Cub car wheel nailing jig

My friend Alan McKay comes to my shop every year to cut out cub cars for the cub scouts.

They consist of a block of wood that is shaped and decorated to whatever the kids want, with wheels attached with nails that are driven into slots in the bottom of the block. The tricky part can be nailing the wheels on exactly straight. I came up with a simple jig for this, so I figured, "why not make a video..."


Alan usually comes with a friend, and they cut cub cars using two of my bandsaws. For this video, Alan came back with his kids, who were noisily exploring the shop while Alan cut out another cub car. I usually turn off the furnace while I'm filming to cut down on noise, but with the kids roaming around, that would have been pointless.

A wood shop has too many toys to tempt boys with!


So here's the cut out cub car, and my nailing jig.

Normally, the cub cars are painted before nailing the wheels on, but we wanted to test the jig.


The nailing jig consists of a block of hardwood with a ridge along one face of it. I oriented the grain so that the ridge is on the end-grain side to make it strong.

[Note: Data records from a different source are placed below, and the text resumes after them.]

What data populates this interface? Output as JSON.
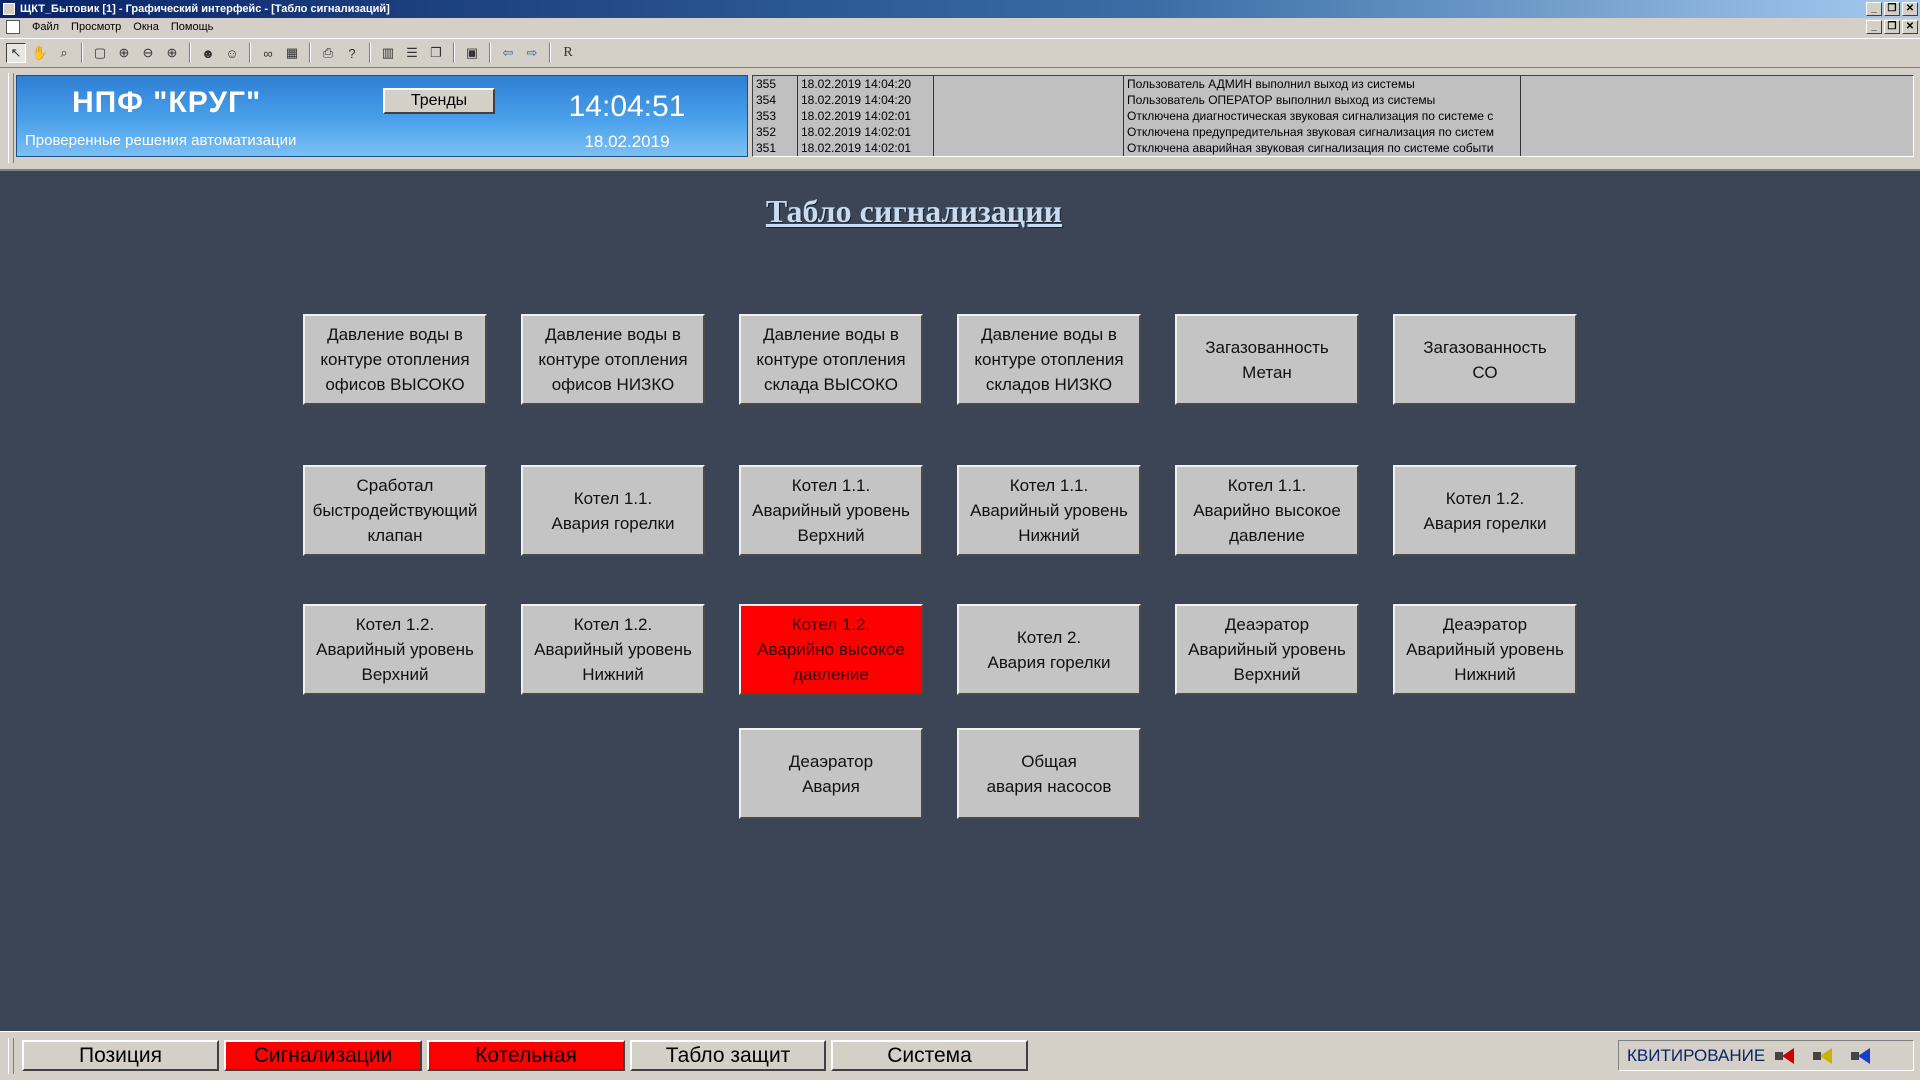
{
  "window": {
    "title": "ЩКТ_Бытовик [1] - Графический интерфейс - [Табло сигнализаций]",
    "controls": {
      "minimize": "_",
      "restore": "❐",
      "close": "✕"
    }
  },
  "menu": {
    "items": [
      "Файл",
      "Просмотр",
      "Окна",
      "Помощь"
    ]
  },
  "toolbar": {
    "r_label": "R"
  },
  "header": {
    "company": "НПФ \"КРУГ\"",
    "slogan": "Проверенные решения автоматизации",
    "trends_label": "Тренды",
    "time": "14:04:51",
    "date": "18.02.2019"
  },
  "events": [
    {
      "id": "355",
      "time": "18.02.2019 14:04:20",
      "message": "Пользователь АДМИН выполнил выход из системы"
    },
    {
      "id": "354",
      "time": "18.02.2019 14:04:20",
      "message": "Пользователь ОПЕРАТОР выполнил выход из системы"
    },
    {
      "id": "353",
      "time": "18.02.2019 14:02:01",
      "message": "Отключена диагностическая звуковая сигнализация по системе с"
    },
    {
      "id": "352",
      "time": "18.02.2019 14:02:01",
      "message": "Отключена предупредительная звуковая сигнализация по систем"
    },
    {
      "id": "351",
      "time": "18.02.2019 14:02:01",
      "message": "Отключена аварийная звуковая сигнализация по системе событи"
    }
  ],
  "page_title": "Табло сигнализации",
  "alarms": [
    {
      "label": "Давление воды в\nконтуре отопления\nофисов ВЫСОКО",
      "active": false
    },
    {
      "label": "Давление воды в\nконтуре отопления\nофисов НИЗКО",
      "active": false
    },
    {
      "label": "Давление воды в\nконтуре отопления\nсклада ВЫСОКО",
      "active": false
    },
    {
      "label": "Давление воды в\nконтуре отопления\nскладов НИЗКО",
      "active": false
    },
    {
      "label": "Загазованность\nМетан",
      "active": false
    },
    {
      "label": "Загазованность\nСО",
      "active": false
    },
    {
      "label": "Сработал\nбыстродействующий\nклапан",
      "active": false
    },
    {
      "label": "Котел 1.1.\nАвария горелки",
      "active": false
    },
    {
      "label": "Котел 1.1.\nАварийный уровень\nВерхний",
      "active": false
    },
    {
      "label": "Котел 1.1.\nАварийный уровень\nНижний",
      "active": false
    },
    {
      "label": "Котел 1.1.\nАварийно высокое\nдавление",
      "active": false
    },
    {
      "label": "Котел 1.2.\nАвария горелки",
      "active": false
    },
    {
      "label": "Котел 1.2.\nАварийный уровень\nВерхний",
      "active": false
    },
    {
      "label": "Котел 1.2.\nАварийный уровень\nНижний",
      "active": false
    },
    {
      "label": "Котел 1.2.\nАварийно высокое\nдавление",
      "active": true
    },
    {
      "label": "Котел 2.\nАвария горелки",
      "active": false
    },
    {
      "label": "Деаэратор\nАварийный уровень\nВерхний",
      "active": false
    },
    {
      "label": "Деаэратор\nАварийный уровень\nНижний",
      "active": false
    },
    {
      "label": "Деаэратор\nАвария",
      "active": false
    },
    {
      "label": "Общая\nавария насосов",
      "active": false
    }
  ],
  "nav": [
    {
      "label": "Позиция",
      "alarm": false
    },
    {
      "label": "Сигнализации",
      "alarm": true
    },
    {
      "label": "Котельная",
      "alarm": true
    },
    {
      "label": "Табло защит",
      "alarm": false
    },
    {
      "label": "Система",
      "alarm": false
    }
  ],
  "ack": {
    "label": "КВИТИРОВАНИЕ",
    "speakers": [
      {
        "name": "alarm-speaker-icon",
        "color": "#cc0000"
      },
      {
        "name": "warning-speaker-icon",
        "color": "#c8b400"
      },
      {
        "name": "diagnostic-speaker-icon",
        "color": "#1a3ccc"
      }
    ]
  },
  "colors": {
    "workspace": "#3b4555",
    "alarm_active": "#ff0000",
    "tile": "#c4c4c4",
    "brand": "#4aa0ea"
  }
}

People have suggested to just pre-drill the holes, but the cub cars kits come with the slots already cut. Although, alternatively, the block could be flipped upside down so that the slots are in the cut-away parts on top, and pilot holes drilled instead.


With the block clamped on, there is only a narrow channel where the nail can go. This ensures the nail goes in straight.

Without the jig, sometimes the growth rings will pull the nail to the side, even if it was started out straight.


Nailing on the wheel


I also showed Alan's kids my marble machine 2.1. I briefly had the idea of letting them play with that while Alan and I made video, but the machine is so loud, even in the next room, that it was better to let them roam the shop.


I also had an idea for how a "suspension" could be added to a cub car, by cutting around the wheel mount so the strip of wood flexes. A suspension can help a car roll better and use less energy on an uneven track or uneven wheels. But never having experimented with cub cars, I can't say for sure if this would help.

Update: Apparently, something similar has been done before, and it does help: http://goaskgrandpa.com/flex.htm


A video by Alan McKay showing the cub cars in action.


More kid's toy creations:


More toy creations on my woodworking website.